As a nation of animal lovers, America plays host to a huge population of dogs.
Many are sadly neglected, leading to centers taking in 3.3 million homeless dogs every year, nationally, according to the ASPCA. Anderson, one notable Illinois shelter, looked after 5,048 in three locations, Bloomingdale included, in 2017 alone.
Homeless and stray dogs creates a problem for city authorities, creating the prospect of food hygiene hazards and injuries to passersby when animals are scared.
However, homelessness in dogs is a problem for the animals first and foremost. Solving the problem at its root cause will benefit the city.
Addressing core needs

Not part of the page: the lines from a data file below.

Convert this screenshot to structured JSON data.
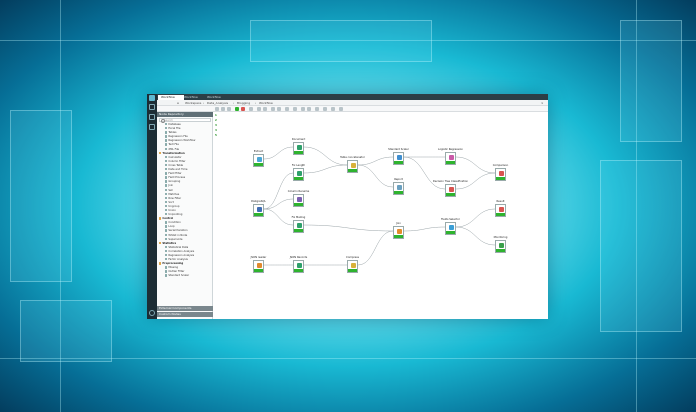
{
  "tabs": [
    {
      "label": "Workflow"
    },
    {
      "label": "Workflow"
    },
    {
      "label": "Workflow"
    }
  ],
  "breadcrumbs": [
    "Workspace",
    "Data_Analysis",
    "Blogging",
    "Workflow"
  ],
  "node_repository": {
    "header": "Node Repository",
    "search_placeholder": "Search",
    "items": [
      {
        "label": "Database",
        "level": "node"
      },
      {
        "label": "Excel File",
        "level": "node"
      },
      {
        "label": "Tables",
        "level": "node"
      },
      {
        "label": "Regression File",
        "level": "node"
      },
      {
        "label": "Regression Workflow",
        "level": "node"
      },
      {
        "label": "Text File",
        "level": "node"
      },
      {
        "label": "XML File",
        "level": "node"
      },
      {
        "label": "Transformation",
        "level": "cat"
      },
      {
        "label": "Calculator",
        "level": "node"
      },
      {
        "label": "Column Filter",
        "level": "node"
      },
      {
        "label": "Cross Table",
        "level": "node"
      },
      {
        "label": "Date and Time",
        "level": "node"
      },
      {
        "label": "Field Filter",
        "level": "node"
      },
      {
        "label": "Field Process",
        "level": "node"
      },
      {
        "label": "Grouping",
        "level": "node"
      },
      {
        "label": "Join",
        "level": "node"
      },
      {
        "label": "Set",
        "level": "node"
      },
      {
        "label": "Matches",
        "level": "node"
      },
      {
        "label": "Row Filter",
        "level": "node"
      },
      {
        "label": "Sort",
        "level": "node"
      },
      {
        "label": "Ungroup",
        "level": "node"
      },
      {
        "label": "Union",
        "level": "node"
      },
      {
        "label": "Unpivoting",
        "level": "node"
      },
      {
        "label": "Control",
        "level": "cat"
      },
      {
        "label": "Condition",
        "level": "node"
      },
      {
        "label": "Loop",
        "level": "node"
      },
      {
        "label": "Serial Iteration",
        "level": "node"
      },
      {
        "label": "Whilst in Node",
        "level": "node"
      },
      {
        "label": "Supernode",
        "level": "node"
      },
      {
        "label": "Statistics",
        "level": "cat"
      },
      {
        "label": "Statistical Data",
        "level": "node"
      },
      {
        "label": "Correlation Analysis",
        "level": "node"
      },
      {
        "label": "Regression Analysis",
        "level": "node"
      },
      {
        "label": "Factor Analysis",
        "level": "node"
      },
      {
        "label": "Preprocessing",
        "level": "cat"
      },
      {
        "label": "Missing",
        "level": "node"
      },
      {
        "label": "Outlier Filter",
        "level": "node"
      },
      {
        "label": "Standard Scaler",
        "level": "node"
      }
    ]
  },
  "panels": {
    "external_components": "External Components",
    "custom_nodes": "Custom Nodes"
  },
  "annotations": [
    "1",
    "2",
    "3",
    "4",
    "5"
  ],
  "workflow": {
    "nodes": [
      {
        "id": "n1",
        "label": "Extract",
        "color": "#4aa6d6"
      },
      {
        "id": "n2",
        "label": "PostgreSQL",
        "color": "#3f6db3"
      },
      {
        "id": "n3",
        "label": "JSON reader",
        "color": "#e08a2e"
      },
      {
        "id": "n4",
        "label": "Document",
        "color": "#2ea06b"
      },
      {
        "id": "n5",
        "label": "Fix Length",
        "color": "#2ea06b"
      },
      {
        "id": "n6",
        "label": "Column Rename",
        "color": "#7a5fb0"
      },
      {
        "id": "n7",
        "label": "Fix Mailing",
        "color": "#2ea06b"
      },
      {
        "id": "n8",
        "label": "JSON Records",
        "color": "#2ea06b"
      },
      {
        "id": "n9",
        "label": "Table concatenator",
        "color": "#d8b23a"
      },
      {
        "id": "n10",
        "label": "Compress",
        "color": "#d8b23a"
      },
      {
        "id": "n11",
        "label": "Standard Scaler",
        "color": "#3f8fd0"
      },
      {
        "id": "n12",
        "label": "Report",
        "color": "#6aa0c0"
      },
      {
        "id": "n13",
        "label": "Join",
        "color": "#e38b2a"
      },
      {
        "id": "n14",
        "label": "Logistic Regression",
        "color": "#c95aa8"
      },
      {
        "id": "n15",
        "label": "Decision Tree Classification",
        "color": "#d9534f"
      },
      {
        "id": "n16",
        "label": "Fields Selector",
        "color": "#3a9fd6"
      },
      {
        "id": "n17",
        "label": "Comparison",
        "color": "#d9534f"
      },
      {
        "id": "n18",
        "label": "Result",
        "color": "#d9534f"
      },
      {
        "id": "n19",
        "label": "Monitoring",
        "color": "#3aa04b"
      }
    ]
  },
  "colors": {
    "accent": "#2eb32e",
    "rail": "#1d2d35",
    "header": "#5f6f76"
  }
}
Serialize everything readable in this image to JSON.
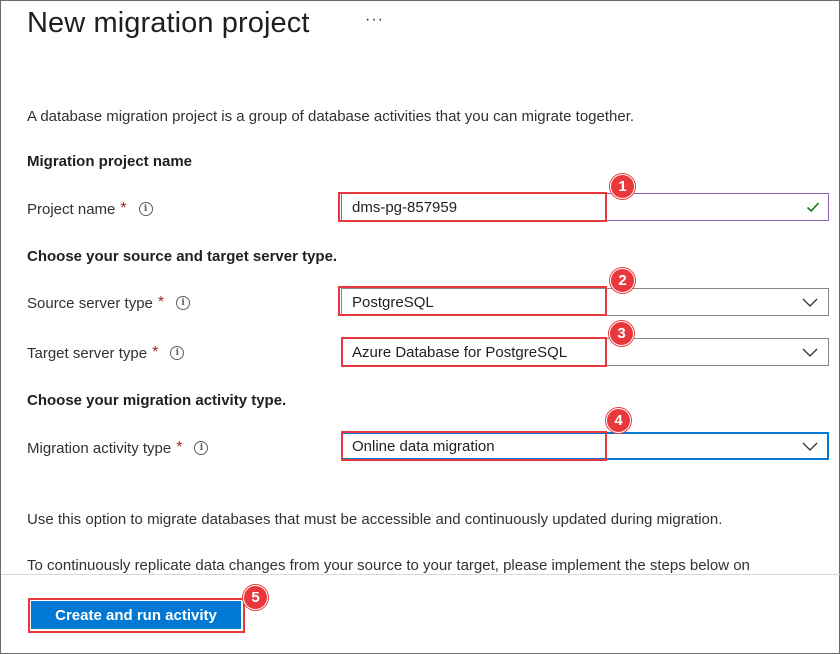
{
  "page": {
    "title": "New migration project",
    "more_menu": "···",
    "description": "A database migration project is a group of database activities that you can migrate together."
  },
  "sections": {
    "project_name_heading": "Migration project name",
    "server_type_heading": "Choose your source and target server type.",
    "activity_type_heading": "Choose your migration activity type."
  },
  "fields": {
    "project_name": {
      "label": "Project name",
      "required": "*",
      "value": "dms-pg-857959",
      "info_icon": "info-icon",
      "status_icon": "checkmark-icon"
    },
    "source_server_type": {
      "label": "Source server type",
      "required": "*",
      "value": "PostgreSQL",
      "info_icon": "info-icon"
    },
    "target_server_type": {
      "label": "Target server type",
      "required": "*",
      "value": "Azure Database for PostgreSQL",
      "info_icon": "info-icon"
    },
    "migration_activity_type": {
      "label": "Migration activity type",
      "required": "*",
      "value": "Online data migration",
      "info_icon": "info-icon"
    }
  },
  "notes": {
    "online_note": "Use this option to migrate databases that must be accessible and continuously updated during migration.",
    "replicate_note": "To continuously replicate data changes from your source to your target, please implement the steps below on"
  },
  "footer": {
    "primary_button": "Create and run activity"
  },
  "annotations": {
    "step1": "1",
    "step2": "2",
    "step3": "3",
    "step4": "4",
    "step5": "5"
  },
  "colors": {
    "accent": "#0078d4",
    "annotation_red": "#e8383d",
    "required_red": "#a4262c",
    "valid_check": "#107c10"
  }
}
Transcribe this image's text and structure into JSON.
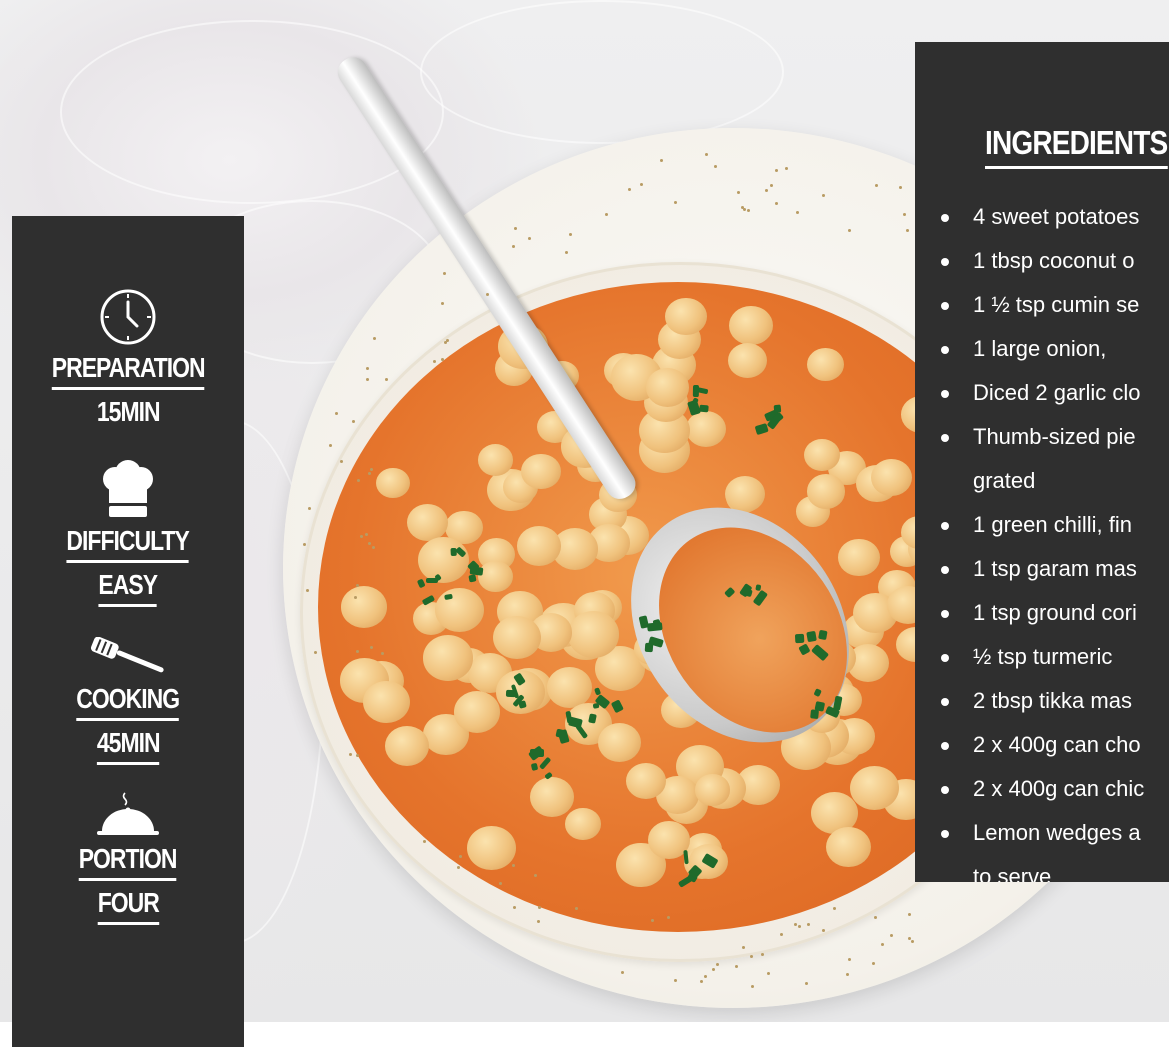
{
  "info_panel": {
    "items": [
      {
        "icon": "clock-icon",
        "label": "PREPARATION",
        "value": "15MIN"
      },
      {
        "icon": "chef-hat-icon",
        "label": "DIFFICULTY",
        "value": "EASY"
      },
      {
        "icon": "spatula-icon",
        "label": "COOKING",
        "value": "45MIN"
      },
      {
        "icon": "cloche-icon",
        "label": "PORTION",
        "value": "FOUR"
      }
    ]
  },
  "ingredients": {
    "title": "INGREDIENTS",
    "items": [
      "4 sweet potatoes",
      "1 tbsp coconut o",
      "1 ½ tsp cumin se",
      "1 large onion,",
      "Diced 2 garlic clo",
      "Thumb-sized pie",
      "grated",
      "1 green chilli, fin",
      "1 tsp garam mas",
      "1 tsp ground cori",
      "½ tsp turmeric",
      "2 tbsp tikka mas",
      "2 x 400g can cho",
      "2 x 400g can chic",
      "Lemon wedges a",
      "to serve"
    ]
  },
  "colors": {
    "panel_bg": "#2f2f2f",
    "panel_text": "#ffffff"
  }
}
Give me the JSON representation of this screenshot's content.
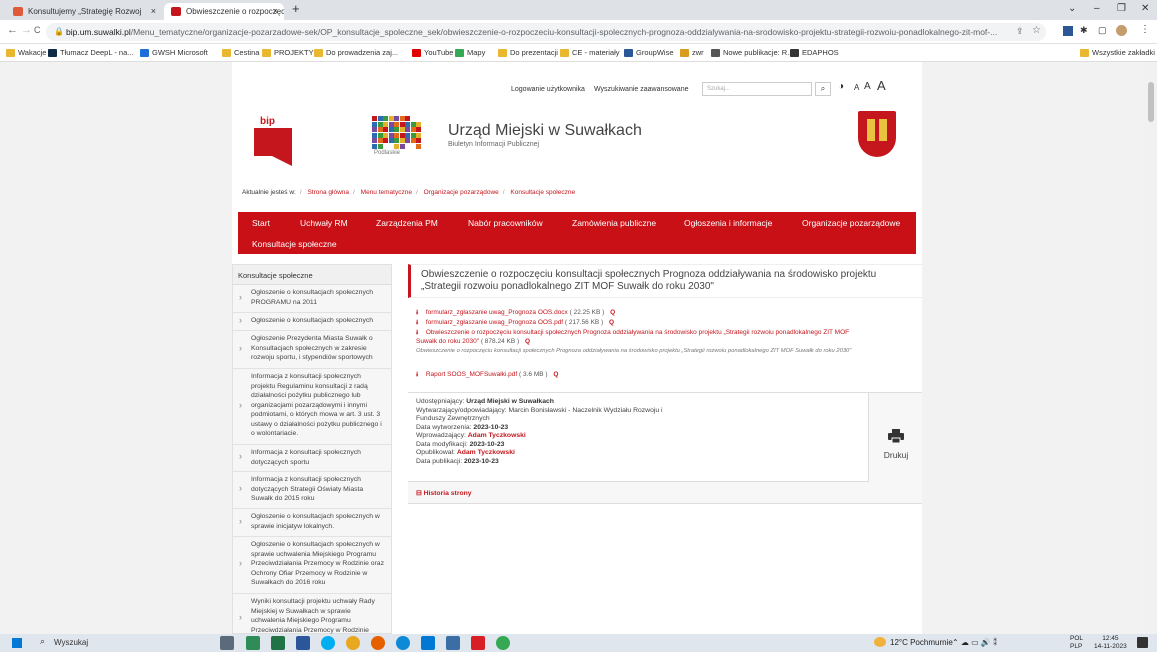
{
  "tabs": [
    {
      "label": "Konsultujemy „Strategię Rozwoj",
      "close": "×",
      "fav_color": "#e05a3a"
    },
    {
      "label": "Obwieszczenie o rozpoczęciu k",
      "close": "×",
      "fav_color": "#c4161c"
    }
  ],
  "new_tab": "+",
  "window_controls": {
    "menu": "⌄",
    "minimize": "–",
    "restore": "❐",
    "close": "✕"
  },
  "nav": {
    "back": "←",
    "forward": "→",
    "reload": "C"
  },
  "url": {
    "domain": "bip.um.suwalki.pl",
    "path": "/Menu_tematyczne/organizacje-pozarzadowe-sek/OP_konsultacje_spoleczne_sek/obwieszczenie-o-rozpoczeciu-konsultacji-spolecznych-prognoza-oddzialywania-na-srodowisko-projektu-strategii-rozwoiu-ponadlokalnego-zit-mof-..."
  },
  "bookmarks": [
    {
      "label": "Wakacje",
      "color": "#e9b730"
    },
    {
      "label": "Tłumacz DeepL - na...",
      "color": "#0f2b46"
    },
    {
      "label": "GWSH Microsoft",
      "color": "#1e6fd9"
    },
    {
      "label": "Cestina",
      "color": "#e9b730"
    },
    {
      "label": "PROJEKTY",
      "color": "#e9b730"
    },
    {
      "label": "Do prowadzenia zaj...",
      "color": "#e9b730"
    },
    {
      "label": "YouTube",
      "color": "#e00000"
    },
    {
      "label": "Mapy",
      "color": "#34a853"
    },
    {
      "label": "Do prezentacji",
      "color": "#e9b730"
    },
    {
      "label": "CE - materiały",
      "color": "#e9b730"
    },
    {
      "label": "GroupWise",
      "color": "#2b5797"
    },
    {
      "label": "zwr",
      "color": "#d99b1c"
    },
    {
      "label": "Nowe publikacje: R...",
      "color": "#555555"
    },
    {
      "label": "EDAPHOS",
      "color": "#333333"
    }
  ],
  "bookmarks_all": "Wszystkie zakładki",
  "site": {
    "login": "Logowanie użytkownika",
    "advanced_search": "Wyszukiwanie zaawansowane",
    "search_placeholder": "Szukaj...",
    "search_icon": "⌕",
    "contrast_icon": "◑",
    "font_sizes": [
      "A",
      "A",
      "A"
    ],
    "blp": "bip",
    "podlaskie": "Podlaskie",
    "title": "Urząd Miejski w Suwałkach",
    "subtitle": "Biuletyn Informacji Publicznej"
  },
  "breadcrumb": {
    "prefix": "Aktualnie jesteś w:",
    "sep": "/",
    "items": [
      "Strona główna",
      "Menu tematyczne",
      "Organizacje pozarządowe",
      "Konsultacje społeczne"
    ]
  },
  "menu": [
    "Start",
    "Uchwały RM",
    "Zarządzenia PM",
    "Nabór pracowników",
    "Zamówienia publiczne",
    "Ogłoszenia i informacje",
    "Organizacje pozarządowe",
    "Konsultacje społeczne"
  ],
  "sidebar": {
    "heading": "Konsultacje społeczne",
    "items": [
      "Ogłoszenie o konsultacjach społecznych PROGRAMU na 2011",
      "Ogłoszenie o konsultacjach społecznych",
      "Ogłoszenie Prezydenta Miasta Suwałk o Konsultacjach społecznych w zakresie rozwoju sportu, i stypendiów sportowych",
      "Informacja z konsultacji społecznych projektu Regulaminu konsultacji z radą działalności pożytku publicznego lub organizacjami pozarządowymi i innymi podmiotami, o których mowa w art. 3 ust. 3 ustawy o działalności pożytku publicznego i o wolontariacie.",
      "Informacja z konsultacji społecznych dotyczących sportu",
      "Informacja z konsultacji społecznych dotyczących Strategii Oświaty Miasta Suwałk do 2015 roku",
      "Ogłoszenie o konsultacjach społecznych w sprawie inicjatyw lokalnych.",
      "Ogłoszenie o konsultacjach społecznych w sprawie uchwalenia Miejskiego Programu Przeciwdziałania Przemocy w Rodzinie oraz Ochrony Ofiar Przemocy w Rodzinie w Suwałkach do 2016 roku",
      "Wyniki konsultacji projektu uchwały Rady Miejskiej w Suwałkach w sprawie uchwalenia Miejskiego Programu Przeciwdziałania Przemocy w Rodzinie"
    ]
  },
  "article": {
    "title": "Obwieszczenie o rozpoczęciu konsultacji społecznych Prognoza oddziaływania na środowisko projektu „Strategii rozwoiu ponadlokalnego ZIT MOF Suwałk do roku 2030\"",
    "download_icon": "⭳",
    "preview_icon": "Q",
    "attachments": [
      {
        "name": "formularz_zgłaszanie uwag_Prognoza OOS.docx",
        "size": "( 22.25 KB )"
      },
      {
        "name": "formularz_zgłaszanie uwag_Prognoza OOS.pdf",
        "size": "( 217.56 KB )"
      },
      {
        "name": "Obwieszczenie o rozpoczęciu konsultacji społecznych Prognoza oddziaływania na środowisko projektu „Strategii rozwoiu ponadlokalnego ZIT MOF",
        "name2": "Suwałk do roku 2030\"",
        "size": "( 878.24 KB )"
      },
      {
        "name": "Raport SOOS_MOFSuwałki.pdf",
        "size": "( 3.6 MB )"
      }
    ],
    "attachment_desc": "Obwieszczenie o rozpoczęciu konsultacji społecznych Prognoza oddziaływania na środowisko projektu „Strategii rozwoiu ponadlokalnego ZIT MOF Suwałk do roku 2030\"",
    "meta": {
      "provider_label": "Udostępniający:",
      "provider": "Urząd Miejski w Suwałkach",
      "producer_label": "Wytwarzający/odpowiadający:",
      "producer": "Marcin Bonisławski - Naczelnik Wydziału Rozwoju i",
      "producer2": "Funduszy Zewnętrznych",
      "created_label": "Data wytworzenia:",
      "created": "2023-10-23",
      "entered_label": "Wprowadzający:",
      "entered": "Adam Tyczkowski",
      "modified_label": "Data modyfikacji:",
      "modified": "2023-10-23",
      "published_by_label": "Opublikował:",
      "published_by": "Adam Tyczkowski",
      "published_label": "Data publikacji:",
      "published": "2023-10-23"
    },
    "print_label": "Drukuj",
    "history": "⊟ Historia strony"
  },
  "taskbar": {
    "search": "Wyszukaj",
    "weather": "12°C Pochmurnie",
    "lang1": "POL",
    "lang2": "PLP",
    "time": "12:45",
    "date": "14-11-2023"
  }
}
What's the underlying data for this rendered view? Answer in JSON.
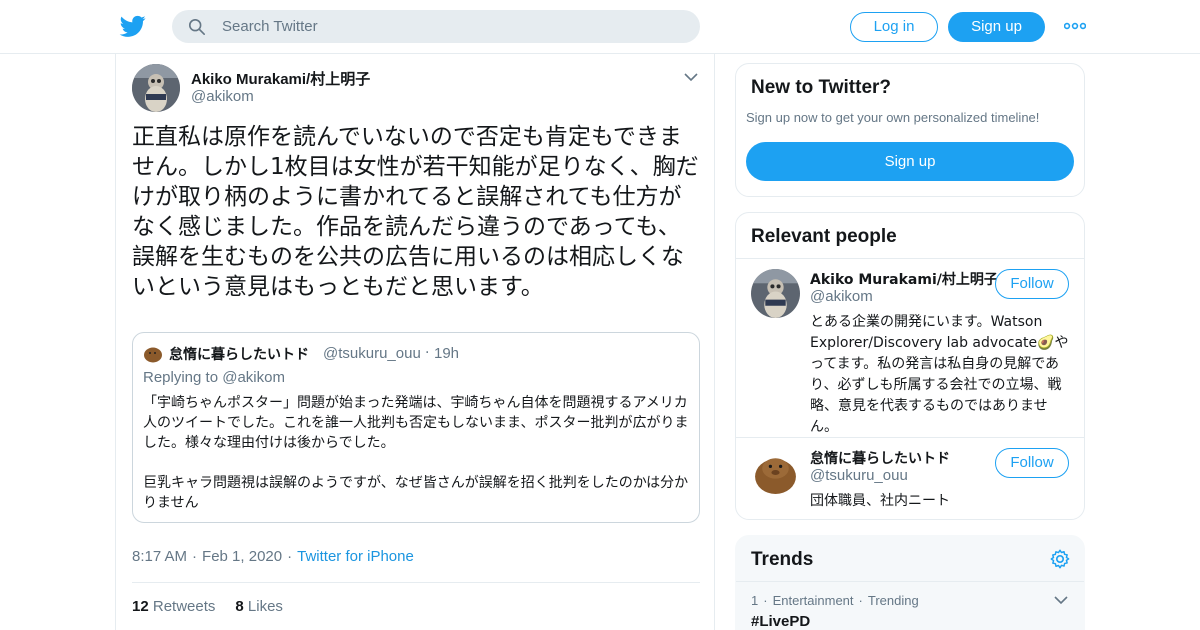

Dogs can thrive in the wild, but their domestication has disabled some intrinsic attributes.
One recent study, conducted at the University of Vienna, has suggested that domestication disables pack mentality, meaning domesticated animals are entirely dependent on their human for their well-being.
The benefits that a dog gains from having a human companion to provide protection from threats faced in the outdoors are numerous, ranging from advanced alert to tick and other parasite infestations, to maintaining a healthy coat that doesn’t attract disease and damp.
Good work is being done in Illinois to help homeless dogs receive these crucial human interactions in the interim; in Springfield, the Clark Co. Dog Shelter is working actively with the community to bring a little more interaction to the dogs, providing socialization and crucial medical treatment, through Christmas-related sponsorship activities.
Ultimately, the idea is to prevent any euthanization by having dogs well looked after and socialized, even within the shelter.
Measures already in place
No-kill principles are indicative of the care that Americans place in animals, and there are increasing levels of this shelter type nationally.
NPR estimate that there are now 14,000 shelters across the USA, catering for a total of 8 million animals.
A cursory Google search reveals approximately 20 within a reasonable radius of Champaign-Urbana.
More and more of these shelters are converting to the no-kill ethos in the aim of preserving the life of these animals.
Improvements for the future
Despite increasing levels of no-kill shelters, the ASPCA approximate that 26,000 dogs are euthanized in the USA every year.
This is partly because there simply aren’t the resources. Tackling this requires three things; awareness, time, and money.
Many shelters will offer funds to adopting families to help them manage animal bills, which are often a little larger than normal due to the complex needs of previously homeless animals.
Still, donations and volunteering time are in short supply and will make a real difference in future years, especially for reuniting lost dogs with their owners, which is often a labor of love.
America is rife with homeless dogs and this is a reflection of the nation’s joy for furry friends. More than ever before, they are being helped, but more can be done.
Doing so will help civic and public priorities while making the lives of these dogs far happier.